The Process of Layouting

In this lesson, we will learn the three traditional display modes before Flexbox came around: block, inline, inline-block.

Before Flexbox became mainstream, we mainly used block, inline, and inline-block display modes to create page layouts. Though they are not always intuitive, it is still worth learning them, because they form the foundations for layouting.

display: block

A block-level element occupies the whole width of a row inside its container.

The width of a block-level element can be set. However, if the width of the block-level element is smaller than the width of its container, then the rest of the space is reserved for the block level element.

Example:

Block-level element.
.box {
  display: block;
  box-sizing: border-box;
  width: 300px;
  padding: 30px;
  border: 5px;
}

To center the block, including its border and padding, we can set an auto left and right margin.

.box {
  display: block;
  box-sizing: border-box;
  width: 300px;
  padding: 30px;
  border: 5px;
  margin: 16px auto;
}

In the margin: 16px auto; rule, the first value is the top and bottom margin, while the second value is the left and the right margin. An auto margin equally divides the available space symbolized by orange.

Centered block-level element.

Block-level elements are blocks in a document. Typical block-level elements are p, div, ul, ol, article, section, main, h1, h2, h3, h4, h5, h6.

display: inline

Inline elements occupy the minimum width and height that is absolutely necessary to display their contents.

The width and the height of an inline element cannot be set. We have no control over the dimensions of an inline element.
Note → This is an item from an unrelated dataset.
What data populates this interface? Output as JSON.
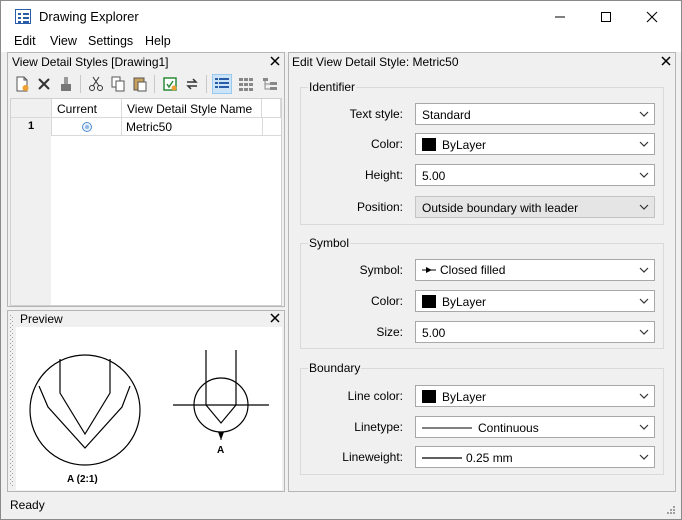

To align an inline element, we have to enclose it in a block-level element and align the block-level element.

In other words, inline elements behave just like words in free text.

Typical inline elements are: links, strong and emphasized content, images.

Suppose the following HTML content is given:

<p> 
  <strong>First</strong> 
  <em>Second</em> 
  <a href="#">Third</a>
</p>

The content is displayed as follows:

First Second Third

display: inline-block

Inline-block takes the best of both worlds. Inline-block elements can be positioned next to each other, just as if they were inline elements. As an added bonus, we can also set their width and height.

Therefore, when we create a three-column layout, we typically use inline-block elements with a fixed height.

The HTML looks a bit weird. We will save the explanation for later. Just accept that <!-- and --> are comments, commenting out the whitespace characters, space, and enter, between two adjacent divs and between the container and the first or last corresponding div.

<div class="container"><!--
    --><div class="col">First</div><!--
    --><div class="col">Second</div><!--
    --><div class="col">Third</div><!--
--></div>

The CSS looks as follows:

.container { 
  margin: 0; 
  padding: 0; 
}

.col { 
  display: inline-block; 
  border: 2px solid black; 
  width: 33%; 
  box-sizing: border-box; 
  margin: 20px auto;
}

The result looks as follows:

Centered block-level element.

As foreshadowing, we can already see that it is not the most intuitive thing in the world to create a three-column layout. Just try removing the HTML comments and see what happens. How would we expect a beginner to understand that they need to write comments here? How would we expect a beginner to know that they have to use border-box box-sizing to avoid having to factor in the border width and the padding width? This is one reason why using inline-block display mode is not intuitive enough to create a layout with multiple columns.

Examine the three-column layout below. Try to play around with the code to see what happens if you make the following changes:

  1. Remove the box-sizing: border-box; rule,
  2. Remove the comments,
  3. Add contents that span multiple rows.

Get hands-on with 1000+ tech skills courses.